A group of 20 young men were outdoors playing football when they saw the teams of kids heading toward them.
“We handed them each a bag,” says Cunningham, “and they asked, ‘Are you guys serious? I can’t believe this.’ ”
The teams headed back to church and performed a play for hundreds of neighborhood kids they’d invited previously — and for many of the football players who’d followed the children back to their church.
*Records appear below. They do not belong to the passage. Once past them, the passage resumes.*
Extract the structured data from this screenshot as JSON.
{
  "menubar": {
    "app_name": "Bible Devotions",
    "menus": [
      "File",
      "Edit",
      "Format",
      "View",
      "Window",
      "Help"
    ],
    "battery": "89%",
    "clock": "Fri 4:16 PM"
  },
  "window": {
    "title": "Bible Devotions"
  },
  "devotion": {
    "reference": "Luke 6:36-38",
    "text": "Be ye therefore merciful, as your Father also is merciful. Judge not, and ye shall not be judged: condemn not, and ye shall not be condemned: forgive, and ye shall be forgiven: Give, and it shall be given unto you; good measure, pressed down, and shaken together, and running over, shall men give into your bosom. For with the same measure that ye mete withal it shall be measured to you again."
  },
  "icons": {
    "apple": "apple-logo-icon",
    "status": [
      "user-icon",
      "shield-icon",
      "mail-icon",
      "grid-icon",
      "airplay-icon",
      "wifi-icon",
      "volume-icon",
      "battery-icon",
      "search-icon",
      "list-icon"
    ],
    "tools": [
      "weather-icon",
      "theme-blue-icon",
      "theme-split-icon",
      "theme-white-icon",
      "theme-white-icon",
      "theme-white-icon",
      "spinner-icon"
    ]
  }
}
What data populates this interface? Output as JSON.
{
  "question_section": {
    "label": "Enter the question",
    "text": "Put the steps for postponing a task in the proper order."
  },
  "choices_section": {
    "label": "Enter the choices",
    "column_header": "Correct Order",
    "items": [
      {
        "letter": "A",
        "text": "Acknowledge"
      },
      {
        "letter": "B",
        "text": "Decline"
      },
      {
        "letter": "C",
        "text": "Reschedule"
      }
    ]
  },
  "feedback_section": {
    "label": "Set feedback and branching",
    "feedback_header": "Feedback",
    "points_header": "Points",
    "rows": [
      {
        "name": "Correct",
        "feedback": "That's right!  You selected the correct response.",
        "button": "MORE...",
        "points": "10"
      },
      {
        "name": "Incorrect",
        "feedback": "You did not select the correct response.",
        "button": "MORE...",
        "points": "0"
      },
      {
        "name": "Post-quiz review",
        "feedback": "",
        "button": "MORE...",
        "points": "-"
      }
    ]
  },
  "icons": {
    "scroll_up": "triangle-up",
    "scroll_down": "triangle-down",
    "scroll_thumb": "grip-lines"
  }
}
The play was a takeoff on the Harry Potter books — written by Cunningham — only the main character finds himself in Churchville, where magic doesn’t work, only faith.
“We got a real influx of children into our program because of this event, and a lot of people entered into a relationship with Jesus,” Cunningham says.
A Mind to Work
Kids in the preteen program at First Baptist Church in Lubbock, Texas, saw the older, high school kids going on exciting mission trips and having tons of fun. Preteen associate Pam Holman decided to give her kids a taste of what they’d be experiencing when they got older-while beginning to cultivate a servant heart in them — by forming Preteen 3:17 Mission Camp, based on Colossians 3:17: “And whatever you do or say, do it as a representative of the Lord Jesus, giving thanks through him to God the Father.”
Holman put together a local work week where children ages 10 to 12 did missions and work experiences in the mornings and a fun activity in the afternoons over four days. The kids arrived at church at 9 a.m. each morning for devotions and instructions, went to their work assignment for the rest of the morning, ate a sack lunch, and then headed out for a fun activity until their parents arrived at 4 p.m.
“Kids this age are so capable,” Holman says. “You just need to give them direction.”
The children worked at Mission Lubbock, a food pantry, where they helped fill orders, played with small children while their parents shopped, and did landscaping chores. They worked at a large area food bank sorting, categorizing, and organizing supplies. They cleaned and did chores for a local Ronald McDonald House — where the families of critically ill children can stay while their kids receive treatment. They went on a prayer walk and prayer drive through a low-income section of the city, where the children went into area schools (Holman received prior permission to do so) and prayed at the doors of the teachers who’d soon be working there — or with teachers who happened to be there.
“The kids learned that you don’t have to pray with your eyes shut — you need to look around and see what the needs are,” Holman says.
About 25 kids participated in the camp. “It was a wonderful experience for the kids,” says Holman, “but also for the parents — they talked and talked and talked about how excited their kids were.” There was no cost for the camp, other than the kids paying for their own afternoon fun activities, which ranged from swimming to putt-putt golf.
Holman says her goal for the camp was getting kids to look outside themselves. “It’s really ‘all about me’ in this age group,” she says. “But when you get them plugged in, they can’t wait to help and do things, and they really do enjoy helping others.”
Children may not be automatically born with servant hearts. But the desire to serve is easily planted by others who model servant behavior by their actions. Once kids grab hold of the idea, they are often the catalyst for change within a congregation.
Holman was so excited by what her kids did at their mission camp that she wrote about the week and presented it to her church council. “I’m so proud of our preteens,” she says, “and I wanted our church council to know what they’d done and that we asked God to use our efforts to touch someone for him.”
The author Valerie Van Kooten is a writer and serves in children’s ministry in Pella, Iowa.